● Task to complete
As you print the data below, keep every line exactly as it is and leave the images behind.

*** Opening of Exercise input ***

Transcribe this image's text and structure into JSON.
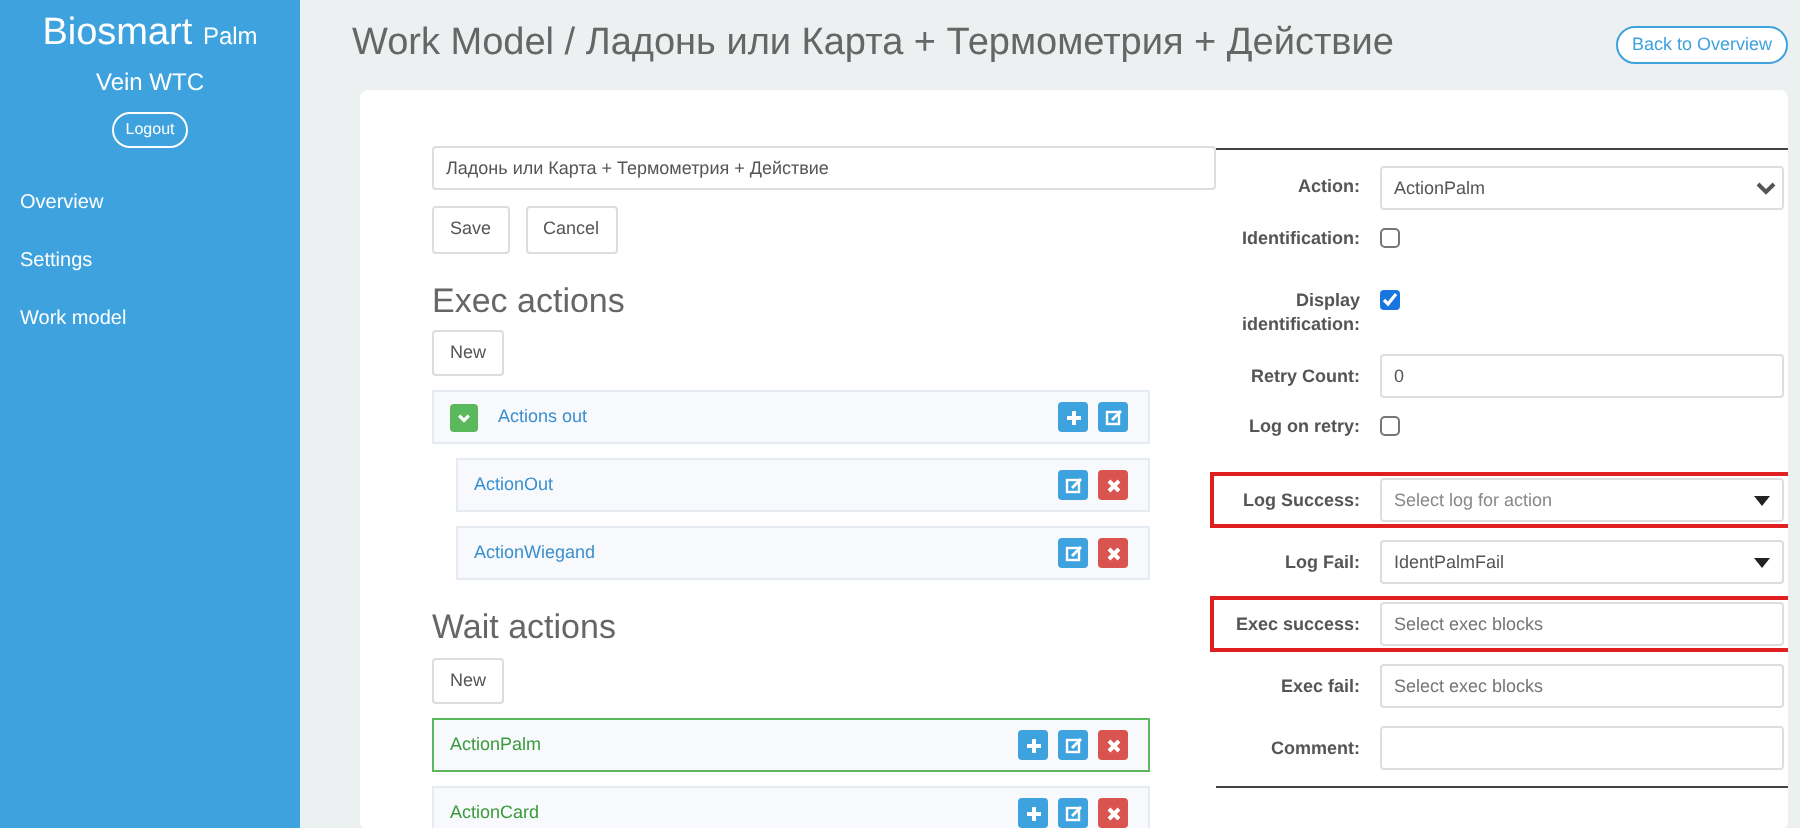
{
  "sidebar": {
    "brand": "Biosmart",
    "brand_suffix": "Palm",
    "subtitle": "Vein WTC",
    "logout": "Logout",
    "items": [
      {
        "label": "Overview"
      },
      {
        "label": "Settings"
      },
      {
        "label": "Work model"
      }
    ]
  },
  "header": {
    "title": "Work Model / Ладонь или Карта + Термометрия + Действие",
    "back_button": "Back to Overview"
  },
  "name_field": {
    "value": "Ладонь или Карта + Термометрия + Действие"
  },
  "buttons": [
    "Save",
    "Cancel"
  ],
  "sections": [
    {
      "kind": "exec",
      "title": "Exec actions",
      "new_button": "New",
      "items": [
        {
          "label": "Actions out",
          "expanded": true,
          "selected": false,
          "actions": [
            {
              "kind": "add"
            },
            {
              "kind": "edit"
            }
          ],
          "children": [
            {
              "label": "ActionOut",
              "selected": false,
              "actions": [
                {
                  "kind": "edit"
                },
                {
                  "kind": "delete"
                }
              ]
            },
            {
              "label": "ActionWiegand",
              "selected": false,
              "actions": [
                {
                  "kind": "edit"
                },
                {
                  "kind": "delete"
                }
              ]
            }
          ]
        }
      ]
    },
    {
      "kind": "wait",
      "title": "Wait actions",
      "new_button": "New",
      "items": [
        {
          "label": "ActionPalm",
          "selected": true,
          "actions": [
            {
              "kind": "add"
            },
            {
              "kind": "edit"
            },
            {
              "kind": "delete"
            }
          ]
        },
        {
          "label": "ActionCard",
          "selected": false,
          "actions": [
            {
              "kind": "add"
            },
            {
              "kind": "edit"
            },
            {
              "kind": "delete"
            }
          ]
        }
      ]
    }
  ],
  "form": [
    {
      "kind": "select",
      "label": "Action:",
      "value": "ActionPalm"
    },
    {
      "kind": "checkbox",
      "label": "Identification:",
      "checked": false
    },
    {
      "kind": "checkbox",
      "label": "Display identification:",
      "checked": true
    },
    {
      "kind": "input",
      "label": "Retry Count:",
      "value": "0"
    },
    {
      "kind": "checkbox",
      "label": "Log on retry:",
      "checked": false
    },
    {
      "kind": "dropdown",
      "label": "Log Success:",
      "placeholder": "Select log for action",
      "highlighted": true
    },
    {
      "kind": "dropdown",
      "label": "Log Fail:",
      "value": "IdentPalmFail"
    },
    {
      "kind": "input",
      "label": "Exec success:",
      "placeholder": "Select exec blocks",
      "highlighted": true
    },
    {
      "kind": "input",
      "label": "Exec fail:",
      "placeholder": "Select exec blocks"
    },
    {
      "kind": "input",
      "label": "Comment:"
    }
  ]
}
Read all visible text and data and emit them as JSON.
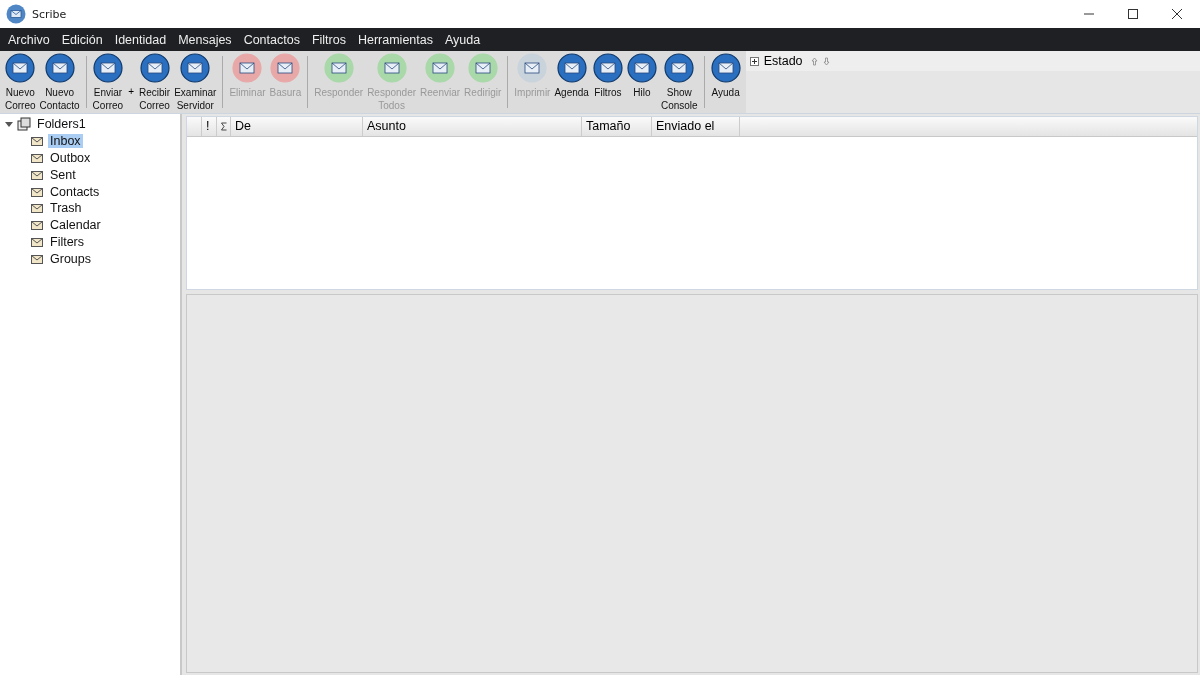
{
  "window": {
    "title": "Scribe"
  },
  "menu": [
    "Archivo",
    "Edición",
    "Identidad",
    "Mensajes",
    "Contactos",
    "Filtros",
    "Herramientas",
    "Ayuda"
  ],
  "toolbar": [
    {
      "kind": "button",
      "lines": [
        "Nuevo",
        "Correo"
      ],
      "disabled": false,
      "color": "#2a6fc0"
    },
    {
      "kind": "button",
      "lines": [
        "Nuevo",
        "Contacto"
      ],
      "disabled": false,
      "color": "#2a6fc0"
    },
    {
      "kind": "separator"
    },
    {
      "kind": "button",
      "lines": [
        "Enviar",
        "Correo"
      ],
      "disabled": false,
      "color": "#2a6fc0"
    },
    {
      "kind": "text",
      "text": "+"
    },
    {
      "kind": "button",
      "lines": [
        "Recibir",
        "Correo"
      ],
      "disabled": false,
      "color": "#2a6fc0"
    },
    {
      "kind": "button",
      "lines": [
        "Examinar",
        "Servidor"
      ],
      "disabled": false,
      "color": "#2a6fc0"
    },
    {
      "kind": "separator"
    },
    {
      "kind": "button",
      "lines": [
        "Eliminar"
      ],
      "disabled": true,
      "color": "#e8a8a8"
    },
    {
      "kind": "button",
      "lines": [
        "Basura"
      ],
      "disabled": true,
      "color": "#e8a8a8"
    },
    {
      "kind": "separator"
    },
    {
      "kind": "button",
      "lines": [
        "Responder"
      ],
      "disabled": true,
      "color": "#a9d8a9"
    },
    {
      "kind": "button",
      "lines": [
        "Responder",
        "Todos"
      ],
      "disabled": true,
      "color": "#a9d8a9"
    },
    {
      "kind": "button",
      "lines": [
        "Reenviar"
      ],
      "disabled": true,
      "color": "#a9d8a9"
    },
    {
      "kind": "button",
      "lines": [
        "Redirigir"
      ],
      "disabled": true,
      "color": "#a9d8a9"
    },
    {
      "kind": "separator"
    },
    {
      "kind": "button",
      "lines": [
        "Imprimir"
      ],
      "disabled": true,
      "color": "#c9d3dc"
    },
    {
      "kind": "button",
      "lines": [
        "Agenda"
      ],
      "disabled": false,
      "color": "#2a6fc0"
    },
    {
      "kind": "button",
      "lines": [
        "Filtros"
      ],
      "disabled": false,
      "color": "#2a6fc0"
    },
    {
      "kind": "button",
      "lines": [
        "Hilo"
      ],
      "disabled": false,
      "color": "#2a6fc0"
    },
    {
      "kind": "button",
      "lines": [
        "Show",
        "Console"
      ],
      "disabled": false,
      "color": "#2a6fc0"
    },
    {
      "kind": "separator"
    },
    {
      "kind": "button",
      "lines": [
        "Ayuda"
      ],
      "disabled": false,
      "color": "#2a6fc0"
    }
  ],
  "status": {
    "label": "Estado",
    "expanded": false
  },
  "tree": {
    "label": "Folders1",
    "expanded": true,
    "children": [
      {
        "label": "Inbox",
        "selected": true
      },
      {
        "label": "Outbox",
        "selected": false
      },
      {
        "label": "Sent",
        "selected": false
      },
      {
        "label": "Contacts",
        "selected": false
      },
      {
        "label": "Trash",
        "selected": false
      },
      {
        "label": "Calendar",
        "selected": false
      },
      {
        "label": "Filters",
        "selected": false
      },
      {
        "label": "Groups",
        "selected": false
      }
    ]
  },
  "table": {
    "columns": [
      {
        "kind": "text",
        "label": "!"
      },
      {
        "kind": "icon"
      },
      {
        "kind": "text",
        "label": "De"
      },
      {
        "kind": "text",
        "label": "Asunto"
      },
      {
        "kind": "text",
        "label": "Tamaño"
      },
      {
        "kind": "text",
        "label": "Enviado el"
      }
    ]
  }
}
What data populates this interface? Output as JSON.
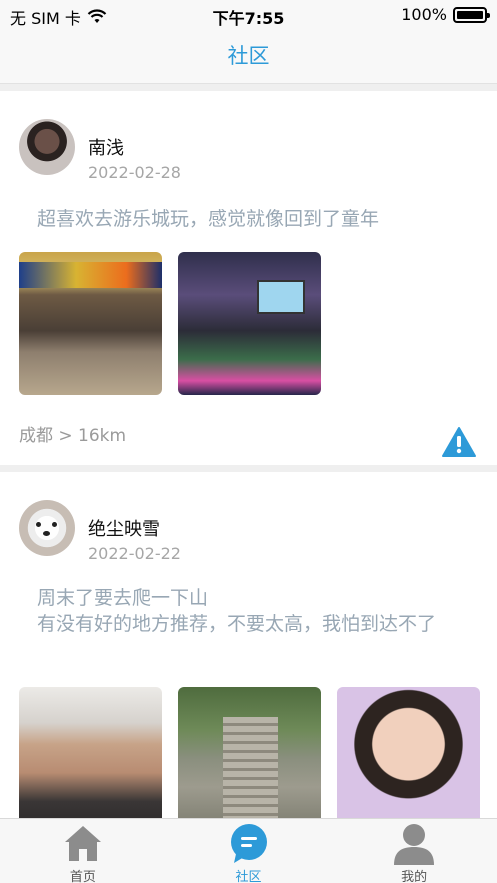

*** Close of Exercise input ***

● Finished exercise
Transcribe this image's text and structure into JSON.
{
  "sidebar": {
    "brand": "Biosmart",
    "brand_suffix": "Palm",
    "subtitle": "Vein WTC",
    "logout": "Logout",
    "items": [
      {
        "label": "Overview"
      },
      {
        "label": "Settings"
      },
      {
        "label": "Work model"
      }
    ]
  },
  "header": {
    "title": "Work Model / Ладонь или Карта + Термометрия + Действие",
    "back_button": "Back to Overview"
  },
  "name_field": {
    "value": "Ладонь или Карта + Термометрия + Действие"
  },
  "buttons": [
    "Save",
    "Cancel"
  ],
  "sections": [
    {
      "kind": "exec",
      "title": "Exec actions",
      "new_button": "New",
      "items": [
        {
          "label": "Actions out",
          "expanded": true,
          "selected": false,
          "actions": [
            {
              "kind": "add"
            },
            {
              "kind": "edit"
            }
          ],
          "children": [
            {
              "label": "ActionOut",
              "selected": false,
              "actions": [
                {
                  "kind": "edit"
                },
                {
                  "kind": "delete"
                }
              ]
            },
            {
              "label": "ActionWiegand",
              "selected": false,
              "actions": [
                {
                  "kind": "edit"
                },
                {
                  "kind": "delete"
                }
              ]
            }
          ]
        }
      ]
    },
    {
      "kind": "wait",
      "title": "Wait actions",
      "new_button": "New",
      "items": [
        {
          "label": "ActionPalm",
          "selected": true,
          "actions": [
            {
              "kind": "add"
            },
            {
              "kind": "edit"
            },
            {
              "kind": "delete"
            }
          ]
        },
        {
          "label": "ActionCard",
          "selected": false,
          "actions": [
            {
              "kind": "add"
            },
            {
              "kind": "edit"
            },
            {
              "kind": "delete"
            }
          ]
        }
      ]
    }
  ],
  "form": [
    {
      "kind": "select",
      "label": "Action:",
      "value": "ActionPalm"
    },
    {
      "kind": "checkbox",
      "label": "Identification:",
      "checked": false
    },
    {
      "kind": "checkbox",
      "label": "Display identification:",
      "checked": true
    },
    {
      "kind": "input",
      "label": "Retry Count:",
      "value": "0"
    },
    {
      "kind": "checkbox",
      "label": "Log on retry:",
      "checked": false
    },
    {
      "kind": "dropdown",
      "label": "Log Success:",
      "placeholder": "Select log for action",
      "highlighted": true
    },
    {
      "kind": "dropdown",
      "label": "Log Fail:",
      "value": "IdentPalmFail"
    },
    {
      "kind": "input",
      "label": "Exec success:",
      "placeholder": "Select exec blocks",
      "highlighted": true
    },
    {
      "kind": "input",
      "label": "Exec fail:",
      "placeholder": "Select exec blocks"
    },
    {
      "kind": "input",
      "label": "Comment:"
    }
  ]
}
Read all visible text and data and emit them as JSON.
{
  "window": {
    "title": "Scribe"
  },
  "menu": [
    "Archivo",
    "Edición",
    "Identidad",
    "Mensajes",
    "Contactos",
    "Filtros",
    "Herramientas",
    "Ayuda"
  ],
  "toolbar": [
    {
      "kind": "button",
      "lines": [
        "Nuevo",
        "Correo"
      ],
      "disabled": false,
      "color": "#2a6fc0"
    },
    {
      "kind": "button",
      "lines": [
        "Nuevo",
        "Contacto"
      ],
      "disabled": false,
      "color": "#2a6fc0"
    },
    {
      "kind": "separator"
    },
    {
      "kind": "button",
      "lines": [
        "Enviar",
        "Correo"
      ],
      "disabled": false,
      "color": "#2a6fc0"
    },
    {
      "kind": "text",
      "text": "+"
    },
    {
      "kind": "button",
      "lines": [
        "Recibir",
        "Correo"
      ],
      "disabled": false,
      "color": "#2a6fc0"
    },
    {
      "kind": "button",
      "lines": [
        "Examinar",
        "Servidor"
      ],
      "disabled": false,
      "color": "#2a6fc0"
    },
    {
      "kind": "separator"
    },
    {
      "kind": "button",
      "lines": [
        "Eliminar"
      ],
      "disabled": true,
      "color": "#e8a8a8"
    },
    {
      "kind": "button",
      "lines": [
        "Basura"
      ],
      "disabled": true,
      "color": "#e8a8a8"
    },
    {
      "kind": "separator"
    },
    {
      "kind": "button",
      "lines": [
        "Responder"
      ],
      "disabled": true,
      "color": "#a9d8a9"
    },
    {
      "kind": "button",
      "lines": [
        "Responder",
        "Todos"
      ],
      "disabled": true,
      "color": "#a9d8a9"
    },
    {
      "kind": "button",
      "lines": [
        "Reenviar"
      ],
      "disabled": true,
      "color": "#a9d8a9"
    },
    {
      "kind": "button",
      "lines": [
        "Redirigir"
      ],
      "disabled": true,
      "color": "#a9d8a9"
    },
    {
      "kind": "separator"
    },
    {
      "kind": "button",
      "lines": [
        "Imprimir"
      ],
      "disabled": true,
      "color": "#c9d3dc"
    },
    {
      "kind": "button",
      "lines": [
        "Agenda"
      ],
      "disabled": false,
      "color": "#2a6fc0"
    },
    {
      "kind": "button",
      "lines": [
        "Filtros"
      ],
      "disabled": false,
      "color": "#2a6fc0"
    },
    {
      "kind": "button",
      "lines": [
        "Hilo"
      ],
      "disabled": false,
      "color": "#2a6fc0"
    },
    {
      "kind": "button",
      "lines": [
        "Show",
        "Console"
      ],
      "disabled": false,
      "color": "#2a6fc0"
    },
    {
      "kind": "separator"
    },
    {
      "kind": "button",
      "lines": [
        "Ayuda"
      ],
      "disabled": false,
      "color": "#2a6fc0"
    }
  ],
  "status": {
    "label": "Estado",
    "expanded": false
  },
  "tree": {
    "label": "Folders1",
    "expanded": true,
    "children": [
      {
        "label": "Inbox",
        "selected": true
      },
      {
        "label": "Outbox",
        "selected": false
      },
      {
        "label": "Sent",
        "selected": false
      },
      {
        "label": "Contacts",
        "selected": false
      },
      {
        "label": "Trash",
        "selected": false
      },
      {
        "label": "Calendar",
        "selected": false
      },
      {
        "label": "Filters",
        "selected": false
      },
      {
        "label": "Groups",
        "selected": false
      }
    ]
  },
  "table": {
    "columns": [
      {
        "kind": "text",
        "label": "!"
      },
      {
        "kind": "icon"
      },
      {
        "kind": "text",
        "label": "De"
      },
      {
        "kind": "text",
        "label": "Asunto"
      },
      {
        "kind": "text",
        "label": "Tamaño"
      },
      {
        "kind": "text",
        "label": "Enviado el"
      }
    ]
  }
}
What data populates this interface? Output as JSON.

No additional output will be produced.